Deconstruction. Spherification. Liquid nitrogen. Foams. They’re standards in fine dining today, all born out of Ferran Adrià’s kitchen at elBulli. The Catalan food mecca has since closed, but the food lives on in our culture–oh, and there’s a museum exhibit now, too.
ElBulli: Ferran Adrià and the Art of Food is a retrospective running at London’s Somerset House. It’s being touted as the world’s first exhibition showcasing a chef and his restaurant, and after running for a very successful year in Barcelona, elBulli will give Londonites a chance to peruse tasting menus, handwritten notes, cutlery, photos, a giant french bulldog made out of meringue (Adrià’s dog, where the name elBulli comes from), and, maybe most excitingly, the original plasticine models from the restaurant.

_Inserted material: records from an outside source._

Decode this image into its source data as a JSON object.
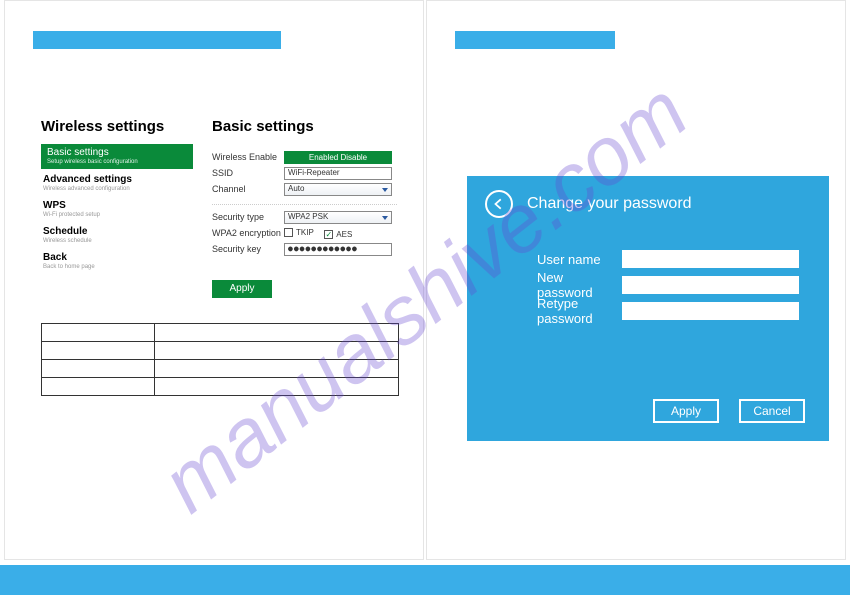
{
  "watermark": "manualshive.com",
  "left": {
    "wireless_title": "Wireless settings",
    "basic_title": "Basic settings",
    "sidebar": [
      {
        "label": "Basic settings",
        "sub": "Setup wireless basic configuration"
      },
      {
        "label": "Advanced settings",
        "sub": "Wireless advanced configuration"
      },
      {
        "label": "WPS",
        "sub": "Wi-Fi protected setup"
      },
      {
        "label": "Schedule",
        "sub": "Wireless schedule"
      },
      {
        "label": "Back",
        "sub": "Back to home page"
      }
    ],
    "form": {
      "wireless_enable_label": "Wireless Enable",
      "wireless_enable_value": "Enabled Disable",
      "ssid_label": "SSID",
      "ssid_value": "WiFi-Repeater",
      "channel_label": "Channel",
      "channel_value": "Auto",
      "sectype_label": "Security type",
      "sectype_value": "WPA2 PSK",
      "wpa2enc_label": "WPA2 encryption",
      "tkip_label": "TKIP",
      "aes_label": "AES",
      "seckey_label": "Security key",
      "seckey_value": "●●●●●●●●●●●●",
      "apply": "Apply"
    }
  },
  "right": {
    "title": "Change your password",
    "username_label": "User name",
    "newpass_label": "New password",
    "retype_label": "Retype password",
    "apply": "Apply",
    "cancel": "Cancel"
  }
}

Much like Tokyo’s restaurants will feature wax sushi and ramen in the window to entice customers in, elBulli implements model food in its cultural servings. These inedible figurines are anything but appetizing. They look like an assortment of shiny, half-used, erasers, or maybe large, wet piles of chewing gum. But they were quite important to the restaurant, created painstakingly in perfect size and color to serve as a rubric for a dish’s preparation and plating. That might sound silly, but when you’re juggling soy lecithin and NO2 cartridges, there’s simply no natural grounding to prepare the food art consistently.

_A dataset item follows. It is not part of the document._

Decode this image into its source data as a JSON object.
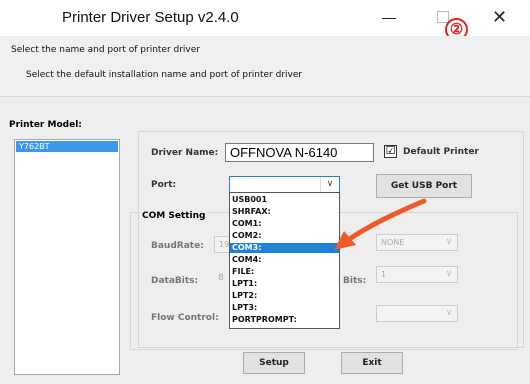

But I must say, it is a bit heartbreaking that the exhibition lacks an edible component. Food is a particularly exciting art form specifically because, with enough resources and talent, you can duplicate it. Food can allow us to not just read about but taste and smell other times and places. Then again, unless you’re in an elBulli-caliber kitchen, it’s hard to imagine anyone* being able to feed the hungry museum masses with their famous food.
Or put differently, if elBulli were willing to re-create the experience of elBulli, Adrià should just reopen.

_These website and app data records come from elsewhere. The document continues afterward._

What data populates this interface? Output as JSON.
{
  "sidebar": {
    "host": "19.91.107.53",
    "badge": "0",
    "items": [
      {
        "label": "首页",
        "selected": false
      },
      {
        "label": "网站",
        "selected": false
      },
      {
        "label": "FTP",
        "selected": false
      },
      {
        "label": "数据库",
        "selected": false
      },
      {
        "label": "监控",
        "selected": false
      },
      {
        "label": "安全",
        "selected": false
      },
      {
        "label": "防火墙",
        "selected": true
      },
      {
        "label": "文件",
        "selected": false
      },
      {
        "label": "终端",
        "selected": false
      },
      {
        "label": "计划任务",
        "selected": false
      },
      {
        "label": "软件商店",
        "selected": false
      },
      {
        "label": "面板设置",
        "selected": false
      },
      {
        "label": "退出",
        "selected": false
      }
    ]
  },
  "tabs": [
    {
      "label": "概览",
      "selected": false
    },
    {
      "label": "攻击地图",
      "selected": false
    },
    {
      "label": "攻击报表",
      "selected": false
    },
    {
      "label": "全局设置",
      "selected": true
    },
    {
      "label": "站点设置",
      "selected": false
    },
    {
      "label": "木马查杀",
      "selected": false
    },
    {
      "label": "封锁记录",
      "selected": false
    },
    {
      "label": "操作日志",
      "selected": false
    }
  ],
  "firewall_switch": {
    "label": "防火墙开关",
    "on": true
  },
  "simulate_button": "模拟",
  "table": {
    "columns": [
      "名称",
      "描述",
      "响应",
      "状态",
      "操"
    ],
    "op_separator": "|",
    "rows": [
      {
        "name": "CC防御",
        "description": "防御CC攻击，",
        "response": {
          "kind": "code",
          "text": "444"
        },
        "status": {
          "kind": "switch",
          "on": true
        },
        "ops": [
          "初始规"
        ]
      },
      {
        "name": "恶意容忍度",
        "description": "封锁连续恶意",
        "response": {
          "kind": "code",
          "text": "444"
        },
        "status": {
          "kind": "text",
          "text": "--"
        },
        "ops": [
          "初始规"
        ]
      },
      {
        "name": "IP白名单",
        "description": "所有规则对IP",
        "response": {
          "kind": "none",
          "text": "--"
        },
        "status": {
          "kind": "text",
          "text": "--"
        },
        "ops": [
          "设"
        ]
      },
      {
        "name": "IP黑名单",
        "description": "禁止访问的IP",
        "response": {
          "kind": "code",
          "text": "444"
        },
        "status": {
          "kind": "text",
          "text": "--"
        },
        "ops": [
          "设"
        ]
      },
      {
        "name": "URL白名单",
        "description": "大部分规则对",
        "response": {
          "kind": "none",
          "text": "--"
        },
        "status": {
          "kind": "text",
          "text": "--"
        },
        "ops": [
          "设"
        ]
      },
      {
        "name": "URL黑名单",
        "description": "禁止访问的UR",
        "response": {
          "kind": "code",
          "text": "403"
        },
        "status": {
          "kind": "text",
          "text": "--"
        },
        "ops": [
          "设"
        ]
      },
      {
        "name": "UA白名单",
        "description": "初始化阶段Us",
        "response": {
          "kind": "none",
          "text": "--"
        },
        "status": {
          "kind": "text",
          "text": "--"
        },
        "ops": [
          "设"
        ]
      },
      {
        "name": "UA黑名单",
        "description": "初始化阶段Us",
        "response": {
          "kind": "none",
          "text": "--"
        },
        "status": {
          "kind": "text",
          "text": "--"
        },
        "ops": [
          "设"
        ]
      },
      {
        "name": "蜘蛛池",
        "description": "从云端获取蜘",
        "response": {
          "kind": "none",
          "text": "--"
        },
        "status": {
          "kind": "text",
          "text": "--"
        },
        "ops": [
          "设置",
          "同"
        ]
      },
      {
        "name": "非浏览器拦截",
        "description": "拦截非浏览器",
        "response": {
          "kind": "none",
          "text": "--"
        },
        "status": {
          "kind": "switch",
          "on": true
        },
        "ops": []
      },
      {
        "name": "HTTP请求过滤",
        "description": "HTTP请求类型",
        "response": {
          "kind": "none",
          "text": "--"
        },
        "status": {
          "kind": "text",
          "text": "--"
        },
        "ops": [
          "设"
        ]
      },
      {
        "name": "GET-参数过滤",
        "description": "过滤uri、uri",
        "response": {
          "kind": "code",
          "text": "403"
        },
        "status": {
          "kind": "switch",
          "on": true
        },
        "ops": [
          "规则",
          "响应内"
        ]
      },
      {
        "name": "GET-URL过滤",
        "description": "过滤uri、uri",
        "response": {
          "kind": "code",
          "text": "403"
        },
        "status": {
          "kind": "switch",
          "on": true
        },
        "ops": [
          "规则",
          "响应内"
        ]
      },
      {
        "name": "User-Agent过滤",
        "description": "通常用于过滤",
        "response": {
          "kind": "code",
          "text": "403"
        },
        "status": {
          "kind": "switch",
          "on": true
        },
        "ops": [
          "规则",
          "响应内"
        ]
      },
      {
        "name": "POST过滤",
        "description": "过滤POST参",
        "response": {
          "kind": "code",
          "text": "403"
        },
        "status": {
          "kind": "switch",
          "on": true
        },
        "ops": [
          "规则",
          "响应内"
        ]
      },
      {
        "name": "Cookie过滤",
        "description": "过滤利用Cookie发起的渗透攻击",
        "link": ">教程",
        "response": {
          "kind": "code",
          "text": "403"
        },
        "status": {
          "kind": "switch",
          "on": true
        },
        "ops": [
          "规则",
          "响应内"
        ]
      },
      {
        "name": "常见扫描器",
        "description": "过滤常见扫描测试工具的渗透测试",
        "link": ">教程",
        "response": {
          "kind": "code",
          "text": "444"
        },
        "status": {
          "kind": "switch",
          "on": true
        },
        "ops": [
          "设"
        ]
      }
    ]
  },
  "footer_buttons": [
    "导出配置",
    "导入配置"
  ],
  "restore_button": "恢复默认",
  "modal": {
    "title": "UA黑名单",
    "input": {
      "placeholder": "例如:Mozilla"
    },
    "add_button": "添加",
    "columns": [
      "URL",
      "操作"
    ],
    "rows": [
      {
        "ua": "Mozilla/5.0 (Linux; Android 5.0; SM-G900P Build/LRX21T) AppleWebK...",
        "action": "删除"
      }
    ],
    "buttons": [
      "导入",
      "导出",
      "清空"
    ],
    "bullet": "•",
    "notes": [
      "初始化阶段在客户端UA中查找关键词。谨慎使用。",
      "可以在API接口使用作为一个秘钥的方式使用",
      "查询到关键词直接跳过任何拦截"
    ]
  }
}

*That is, other than the restaurant Next, which staged an elBulli retrospective dinner for a limited-time, sold-out run.
[Hat tip: NPR]